Innovating, improving people’s lives and society, learning from nature, harnessing the senses to celebrate the joy of life and creating excitement, experiences and atmospheres, striking a balance between functionality and fun, are just some of the design threads informing the projects. The simplicity of minimalist charm that dialogues with a sense of spatiality, conspiring with formal research achieved with stylistic inventions and new forms of decoration made up a richly diverse tapestry resting first and foremost on materials and technique. It is inspiring to see that the concept of sustainability has really caught on and become such part of the design process as to constitute its basic concept. Sustainability is what unites us all, at whatever latitude, and encapsulates the positive thinking as a whole that is expressed through every single one of the projects by these designers. It’s not up for discussion. Like the relationship between craftsmanship and innovation, which coexist perfectly peacefully in the Design 4.0 era.

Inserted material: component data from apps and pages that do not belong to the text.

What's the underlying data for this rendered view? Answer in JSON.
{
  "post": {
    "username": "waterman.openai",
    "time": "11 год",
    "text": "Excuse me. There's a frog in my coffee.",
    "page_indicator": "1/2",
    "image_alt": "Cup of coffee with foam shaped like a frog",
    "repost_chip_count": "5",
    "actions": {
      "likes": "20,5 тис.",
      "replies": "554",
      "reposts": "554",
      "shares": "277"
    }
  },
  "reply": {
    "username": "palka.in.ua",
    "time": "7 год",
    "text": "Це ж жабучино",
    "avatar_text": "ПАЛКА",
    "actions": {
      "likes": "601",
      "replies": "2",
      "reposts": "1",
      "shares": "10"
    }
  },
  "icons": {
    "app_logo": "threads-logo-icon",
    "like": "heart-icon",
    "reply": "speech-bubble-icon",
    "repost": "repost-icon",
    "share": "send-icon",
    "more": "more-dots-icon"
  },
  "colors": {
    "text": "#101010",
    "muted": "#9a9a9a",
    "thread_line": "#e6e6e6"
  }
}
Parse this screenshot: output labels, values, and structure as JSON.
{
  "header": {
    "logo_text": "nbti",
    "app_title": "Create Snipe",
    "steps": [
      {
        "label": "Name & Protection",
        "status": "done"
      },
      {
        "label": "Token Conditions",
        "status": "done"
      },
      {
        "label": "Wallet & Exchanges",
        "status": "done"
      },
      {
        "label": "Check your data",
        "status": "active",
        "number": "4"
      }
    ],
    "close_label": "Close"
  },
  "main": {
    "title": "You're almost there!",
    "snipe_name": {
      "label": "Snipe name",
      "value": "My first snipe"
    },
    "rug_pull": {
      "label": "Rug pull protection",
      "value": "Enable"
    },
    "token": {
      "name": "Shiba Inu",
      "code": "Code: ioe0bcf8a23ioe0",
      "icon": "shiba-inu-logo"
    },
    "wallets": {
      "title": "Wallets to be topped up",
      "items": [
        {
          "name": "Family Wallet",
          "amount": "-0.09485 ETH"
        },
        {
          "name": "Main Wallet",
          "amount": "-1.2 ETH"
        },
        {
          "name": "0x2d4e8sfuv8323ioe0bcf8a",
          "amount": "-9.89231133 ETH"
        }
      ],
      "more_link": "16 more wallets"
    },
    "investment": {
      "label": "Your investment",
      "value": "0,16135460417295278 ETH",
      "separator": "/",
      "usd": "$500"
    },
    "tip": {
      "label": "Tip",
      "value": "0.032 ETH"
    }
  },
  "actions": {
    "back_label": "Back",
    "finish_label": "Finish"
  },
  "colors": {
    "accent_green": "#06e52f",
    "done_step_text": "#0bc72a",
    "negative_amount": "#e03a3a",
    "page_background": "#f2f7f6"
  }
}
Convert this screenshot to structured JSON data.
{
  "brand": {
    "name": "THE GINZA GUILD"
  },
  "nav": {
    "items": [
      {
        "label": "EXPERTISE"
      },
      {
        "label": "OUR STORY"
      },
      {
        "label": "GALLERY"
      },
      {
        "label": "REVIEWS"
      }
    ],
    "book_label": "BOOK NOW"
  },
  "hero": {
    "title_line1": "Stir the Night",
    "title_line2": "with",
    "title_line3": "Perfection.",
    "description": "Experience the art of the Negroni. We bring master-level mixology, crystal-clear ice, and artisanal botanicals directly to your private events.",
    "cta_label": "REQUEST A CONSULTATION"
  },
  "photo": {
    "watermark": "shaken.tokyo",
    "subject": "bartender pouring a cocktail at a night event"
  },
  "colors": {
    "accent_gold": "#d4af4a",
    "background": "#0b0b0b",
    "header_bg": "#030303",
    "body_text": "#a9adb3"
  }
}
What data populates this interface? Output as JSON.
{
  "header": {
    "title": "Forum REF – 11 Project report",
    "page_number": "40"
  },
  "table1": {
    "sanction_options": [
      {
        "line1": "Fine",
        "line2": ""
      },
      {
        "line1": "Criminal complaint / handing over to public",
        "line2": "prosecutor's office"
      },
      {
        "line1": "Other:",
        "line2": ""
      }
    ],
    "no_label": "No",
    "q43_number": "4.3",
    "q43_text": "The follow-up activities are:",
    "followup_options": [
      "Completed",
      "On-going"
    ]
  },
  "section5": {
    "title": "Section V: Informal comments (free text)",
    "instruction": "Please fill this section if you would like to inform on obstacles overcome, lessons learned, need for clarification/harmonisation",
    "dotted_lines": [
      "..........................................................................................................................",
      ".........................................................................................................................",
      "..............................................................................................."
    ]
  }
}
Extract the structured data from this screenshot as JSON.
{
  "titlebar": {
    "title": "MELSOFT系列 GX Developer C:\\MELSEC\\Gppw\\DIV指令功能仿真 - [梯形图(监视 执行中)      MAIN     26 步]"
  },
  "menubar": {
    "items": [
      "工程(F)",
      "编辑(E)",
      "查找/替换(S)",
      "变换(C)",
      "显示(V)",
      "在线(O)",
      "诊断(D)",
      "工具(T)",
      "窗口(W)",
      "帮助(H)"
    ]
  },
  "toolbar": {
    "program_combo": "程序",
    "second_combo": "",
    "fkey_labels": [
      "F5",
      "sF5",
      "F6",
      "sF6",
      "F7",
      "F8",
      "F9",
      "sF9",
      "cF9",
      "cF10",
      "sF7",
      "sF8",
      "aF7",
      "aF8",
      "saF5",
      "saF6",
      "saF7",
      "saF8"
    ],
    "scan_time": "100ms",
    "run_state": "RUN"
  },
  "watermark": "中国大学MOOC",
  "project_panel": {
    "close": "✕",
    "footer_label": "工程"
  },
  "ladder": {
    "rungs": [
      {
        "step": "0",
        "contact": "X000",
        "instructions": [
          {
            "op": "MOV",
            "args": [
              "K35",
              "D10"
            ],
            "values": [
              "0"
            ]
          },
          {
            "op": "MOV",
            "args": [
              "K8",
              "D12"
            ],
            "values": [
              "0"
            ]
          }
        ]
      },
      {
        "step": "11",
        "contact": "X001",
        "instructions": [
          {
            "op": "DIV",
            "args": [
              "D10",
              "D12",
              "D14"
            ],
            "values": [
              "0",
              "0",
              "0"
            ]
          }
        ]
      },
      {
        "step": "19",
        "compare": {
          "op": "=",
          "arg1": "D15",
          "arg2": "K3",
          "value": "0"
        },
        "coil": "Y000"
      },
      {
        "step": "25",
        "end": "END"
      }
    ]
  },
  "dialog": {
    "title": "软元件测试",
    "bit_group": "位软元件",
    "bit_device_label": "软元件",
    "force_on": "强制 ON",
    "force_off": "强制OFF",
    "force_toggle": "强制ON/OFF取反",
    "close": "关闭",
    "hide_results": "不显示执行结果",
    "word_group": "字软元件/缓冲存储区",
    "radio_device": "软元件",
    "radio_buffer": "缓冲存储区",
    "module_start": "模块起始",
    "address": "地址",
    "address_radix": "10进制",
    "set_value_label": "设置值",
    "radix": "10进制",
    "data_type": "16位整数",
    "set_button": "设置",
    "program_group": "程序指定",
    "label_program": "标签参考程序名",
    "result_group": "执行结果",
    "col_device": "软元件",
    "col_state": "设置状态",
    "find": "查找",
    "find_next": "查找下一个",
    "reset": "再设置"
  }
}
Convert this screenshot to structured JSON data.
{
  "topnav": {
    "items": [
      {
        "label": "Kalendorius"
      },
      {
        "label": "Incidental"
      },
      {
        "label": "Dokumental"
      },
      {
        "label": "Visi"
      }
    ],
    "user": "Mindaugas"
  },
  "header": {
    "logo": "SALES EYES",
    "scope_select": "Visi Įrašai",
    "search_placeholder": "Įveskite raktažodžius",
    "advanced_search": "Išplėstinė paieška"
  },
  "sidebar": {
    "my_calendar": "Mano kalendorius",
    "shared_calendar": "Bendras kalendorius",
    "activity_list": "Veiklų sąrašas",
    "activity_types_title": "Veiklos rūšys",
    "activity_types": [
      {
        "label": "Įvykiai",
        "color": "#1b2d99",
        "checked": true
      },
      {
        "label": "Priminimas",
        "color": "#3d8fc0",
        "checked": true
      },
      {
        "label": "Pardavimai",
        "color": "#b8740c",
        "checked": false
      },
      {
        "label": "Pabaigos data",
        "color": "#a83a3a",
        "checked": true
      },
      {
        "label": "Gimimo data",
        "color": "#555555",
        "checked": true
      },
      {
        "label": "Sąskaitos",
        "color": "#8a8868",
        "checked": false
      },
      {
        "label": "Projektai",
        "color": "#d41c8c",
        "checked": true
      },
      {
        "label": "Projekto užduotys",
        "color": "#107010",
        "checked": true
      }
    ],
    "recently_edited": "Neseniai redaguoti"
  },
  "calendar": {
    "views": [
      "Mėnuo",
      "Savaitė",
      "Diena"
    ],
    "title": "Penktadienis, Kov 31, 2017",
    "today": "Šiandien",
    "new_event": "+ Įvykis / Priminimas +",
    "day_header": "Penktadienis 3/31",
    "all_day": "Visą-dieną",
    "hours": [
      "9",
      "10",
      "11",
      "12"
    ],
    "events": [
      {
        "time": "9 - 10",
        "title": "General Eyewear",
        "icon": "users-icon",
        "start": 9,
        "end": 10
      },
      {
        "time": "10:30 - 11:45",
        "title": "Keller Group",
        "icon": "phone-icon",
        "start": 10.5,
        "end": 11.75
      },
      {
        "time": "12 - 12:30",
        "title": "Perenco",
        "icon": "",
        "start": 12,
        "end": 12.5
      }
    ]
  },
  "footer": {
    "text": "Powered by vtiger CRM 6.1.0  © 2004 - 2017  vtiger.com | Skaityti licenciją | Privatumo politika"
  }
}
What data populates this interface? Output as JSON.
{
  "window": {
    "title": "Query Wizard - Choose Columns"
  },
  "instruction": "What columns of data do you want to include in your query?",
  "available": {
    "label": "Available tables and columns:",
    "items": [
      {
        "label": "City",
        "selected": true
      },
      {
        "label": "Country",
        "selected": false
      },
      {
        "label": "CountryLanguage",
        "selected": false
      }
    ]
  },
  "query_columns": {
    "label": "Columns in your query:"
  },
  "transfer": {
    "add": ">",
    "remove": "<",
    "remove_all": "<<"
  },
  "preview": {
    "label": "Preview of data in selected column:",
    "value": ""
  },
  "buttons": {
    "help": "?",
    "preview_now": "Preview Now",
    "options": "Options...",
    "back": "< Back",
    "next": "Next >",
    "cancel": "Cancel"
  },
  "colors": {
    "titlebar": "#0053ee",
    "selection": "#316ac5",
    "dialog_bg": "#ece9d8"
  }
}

In this regard, the data from an internal questionnaire promoted by SaloneSatellite and aimed at all its participants, reveal an almost equal response to the dual question: Does the future of design lie in dialogue with craftsmanship? (45.3%) / Does the future of design lie in dialogue with technical innovation? (54.7%). That said, 88.4% believed the component of craftsmanship in their own projects to be “quite important” and almost all of them agreed that technological innovation was “very important” (49.5%) or “fairly important” (45.3%). Already some 73.7% “sometimes” created products using cutting edge technological equipment. On the other hand, a not very gratifying 53.7% lamented the inadequacy of the skills learned while training, while the remaining 46.3% felt satisfied. Lastly, many of the young designers made their own prototypes themselves (62.1%) and 50.5% had already experimented with rapid prototyping, while 61.1% had used 3D modelling software. However, 85.3% had never carried out a project within the sphere of the Internet of Things. Basically, the under-35s are intent on putting past damage right and on building their own future. It is up to them to choose how to do so. It is up to us to have confidence in them.